Museum visitors can browse a curated collection of items including cassette tapes, jukeboxes, and Teddy Ruxpin toys, and the exhibit is interactive, so you can bring friends or even your kids and reminisce about the way things were while plopping down on a floral sofa and popping in a VHS tape or two.

Along with cultural touchpoints aplenty, the museum will hearken back to the experiences of youth growing up in the shadow of the Vietnam War, the Cold War, and the AIDS crisis, which will serve as a stark reminder of both how far things have come and how much progress still needs to be made.

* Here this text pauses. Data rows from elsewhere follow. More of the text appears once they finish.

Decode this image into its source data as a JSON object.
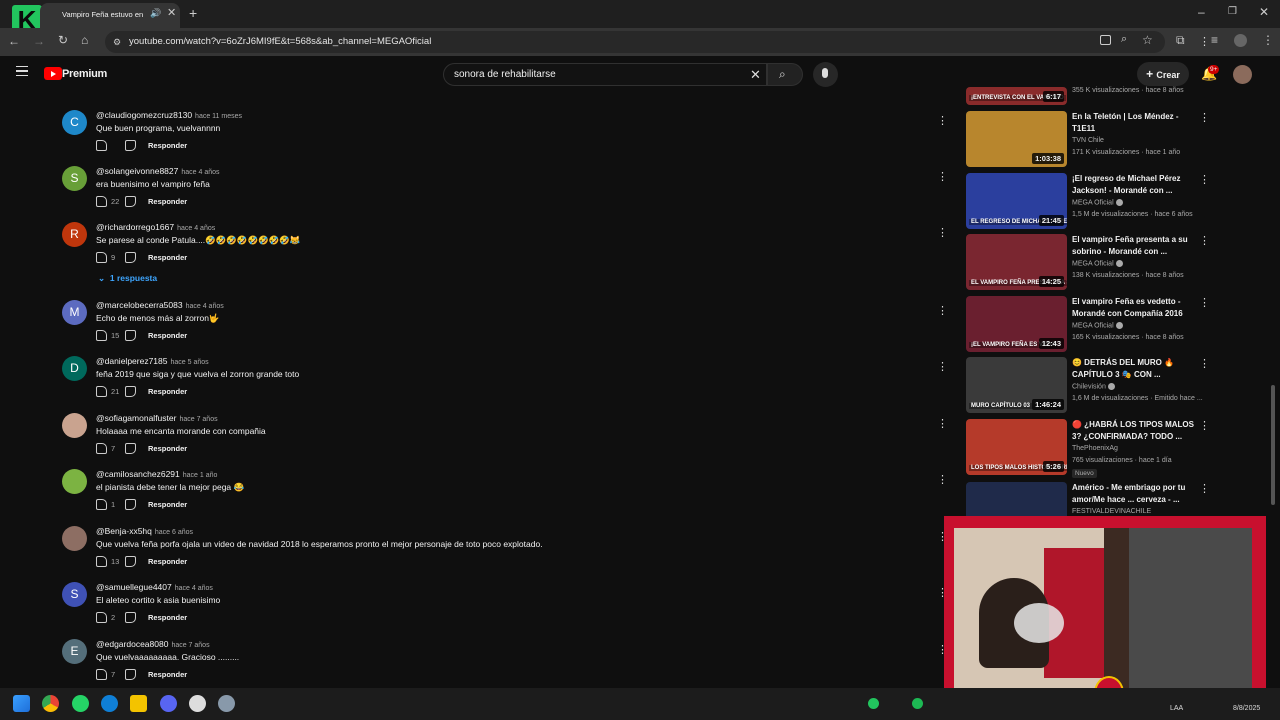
{
  "browser": {
    "tab_title": "Vampiro Feña estuvo en",
    "url": "youtube.com/watch?v=6oZrJ6MI9fE&t=568s&ab_channel=MEGAOficial",
    "overlay_number": "9"
  },
  "youtube": {
    "logo_label": "Premium",
    "search_value": "sonora de rehabilitarse",
    "create_label": "Crear",
    "notifications_badge": "9+"
  },
  "comments": [
    {
      "initial": "C",
      "color": "#1e88c9",
      "author": "@claudiogomezcruz8130",
      "time": "hace 11 meses",
      "text": "Que buen programa, vuelvannnn",
      "likes": "",
      "reply_label": "Responder"
    },
    {
      "initial": "S",
      "color": "#689f38",
      "author": "@solangeivonne8827",
      "time": "hace 4 años",
      "text": "era buenisimo el vampiro feña",
      "likes": "22",
      "reply_label": "Responder"
    },
    {
      "initial": "R",
      "color": "#bf360c",
      "author": "@richardorrego1667",
      "time": "hace 4 años",
      "text": "Se parese al conde Patula....🤣🤣🤣🤣🤣🤣🤣🤣😹",
      "likes": "9",
      "reply_label": "Responder"
    },
    {
      "initial": "M",
      "color": "#5c6bc0",
      "author": "@marcelobecerra5083",
      "time": "hace 4 años",
      "text": "Echo de menos más al zorron🤟",
      "likes": "15",
      "reply_label": "Responder"
    },
    {
      "initial": "D",
      "color": "#00695c",
      "author": "@danielperez7185",
      "time": "hace 5 años",
      "text": "feña 2019 que siga y que vuelva el zorron grande toto",
      "likes": "21",
      "reply_label": "Responder"
    },
    {
      "initial": "",
      "color": "#c9a38f",
      "author": "@sofiagamonalfuster",
      "time": "hace 7 años",
      "text": "Holaaaa me encanta morande con compañia",
      "likes": "7",
      "reply_label": "Responder"
    },
    {
      "initial": "",
      "color": "#7cb342",
      "author": "@camilosanchez6291",
      "time": "hace 1 año",
      "text": "el pianista debe tener la mejor pega 😂",
      "likes": "1",
      "reply_label": "Responder"
    },
    {
      "initial": "",
      "color": "#8d6e63",
      "author": "@Benja-xx5hq",
      "time": "hace 6 años",
      "text": "Que vuelva feña porfa ojala un video de navidad 2018 lo esperamos pronto el mejor personaje de toto poco explotado.",
      "likes": "13",
      "reply_label": "Responder"
    },
    {
      "initial": "S",
      "color": "#3f51b5",
      "author": "@samuellegue4407",
      "time": "hace 4 años",
      "text": "El aleteo cortito k asia buenisimo",
      "likes": "2",
      "reply_label": "Responder"
    },
    {
      "initial": "E",
      "color": "#546e7a",
      "author": "@edgardocea8080",
      "time": "hace 7 años",
      "text": "Que vuelvaaaaaaaaa. Gracioso .........",
      "likes": "7",
      "reply_label": "Responder"
    }
  ],
  "replies_link": "1 respuesta",
  "recommendations": [
    {
      "thumb_color": "#8a2b2b",
      "thumb_caption": "¡ENTREVISTA CON EL VAMPIRO",
      "duration": "6:17",
      "title": "",
      "channel": "",
      "meta": "355 K visualizaciones · hace 8 años",
      "verified": false,
      "badge": ""
    },
    {
      "thumb_color": "#b8862d",
      "thumb_caption": "",
      "duration": "1:03:38",
      "title": "En la Teletón | Los Méndez - T1E11",
      "channel": "TVN Chile",
      "meta": "171 K visualizaciones · hace 1 año",
      "verified": false,
      "badge": ""
    },
    {
      "thumb_color": "#2b3f9e",
      "thumb_caption": "EL REGRESO DE MICHAEL PÉREZ",
      "duration": "21:45",
      "title": "¡El regreso de Michael Pérez Jackson! - Morandé con ...",
      "channel": "MEGA Oficial",
      "meta": "1,5 M de visualizaciones · hace 6 años",
      "verified": true,
      "badge": ""
    },
    {
      "thumb_color": "#7a2630",
      "thumb_caption": "EL VAMPIRO FEÑA PRESENTA A SU",
      "duration": "14:25",
      "title": "El vampiro Feña presenta a su sobrino - Morandé con ...",
      "channel": "MEGA Oficial",
      "meta": "138 K visualizaciones · hace 8 años",
      "verified": true,
      "badge": ""
    },
    {
      "thumb_color": "#6a1f2f",
      "thumb_caption": "¡EL VAMPIRO FEÑA ES VEDE",
      "duration": "12:43",
      "title": "El vampiro Feña es vedetto - Morandé con Compañía 2016",
      "channel": "MEGA Oficial",
      "meta": "165 K visualizaciones · hace 8 años",
      "verified": true,
      "badge": ""
    },
    {
      "thumb_color": "#3a3a3a",
      "thumb_caption": "MURO CAPÍTULO 03",
      "duration": "1:46:24",
      "title": "😊 DETRÁS DEL MURO 🔥 CAPÍTULO 3 🎭 CON ...",
      "channel": "Chilevisión",
      "meta": "1,6 M de visualizaciones · Emitido hace ...",
      "verified": true,
      "badge": ""
    },
    {
      "thumb_color": "#b53a2a",
      "thumb_caption": "LOS TIPOS MALOS HISTORIA FRITRAGA",
      "duration": "5:26",
      "title": "🔴 ¿HABRÁ LOS TIPOS MALOS 3? ¿CONFIRMADA? TODO ...",
      "channel": "ThePhoenixAg",
      "meta": "765 visualizaciones · hace 1 día",
      "verified": false,
      "badge": "Nuevo"
    },
    {
      "thumb_color": "#1f2a4a",
      "thumb_caption": "",
      "duration": "",
      "title": "Américo - Me embriago por tu amor/Me hace ... cerveza - ...",
      "channel": "FESTIVALDEVINACHILE",
      "meta": "",
      "verified": false,
      "badge": ""
    }
  ],
  "taskbar": {
    "lang": "LAA",
    "date": "8/8/2025"
  }
}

“Generation X has for a long time been overlooked so we wanted to explore the toys, technology, and culture of it because now they’re in their 40s and 50s,” ISM Curator of History Erika Holst told the State Journal-Register. “Tech has changed and social norms have changed so we wanted people to be able to look back, reflect on how they were raised, and feel seen.”

To adequately represent the varied lived experiences of Gen Xers (all sans social media), the museum surveyed 1,000 respondents, snagging a slew of photographs and loaned objects from the time to display. “I think the biggest thing that came out of the feedback was that Generation X was left on their own a lot as kids. It was a time when a lot more moms were joining the workforce and there was also a spike in divorces and no child care, so no one was home after school,” Holst told the outlet. “You’d give a 7 year old the house key to let themselves in and see them in a couple of hours. They didn’t need other people to entertain them, and they were kind of pragmatic so that really shaped the defining characteristic of the generation.”

Curators hope the exhibit will spark conversations between Gen Xers and their boomer parents and children alike. “We’ve seen a lot of Gen X parents bring their young child and say this is what a video game was like when I was growing up,” Holst said. “Then we’ve had Gen Xers come in with their boomer parents and have really good conversations saying ‘Oh, now I understand what it was like when you raised me, what you were going through and why you made the choices you did.’”

The exhibit runs through September 4th, and admission to the museum is free.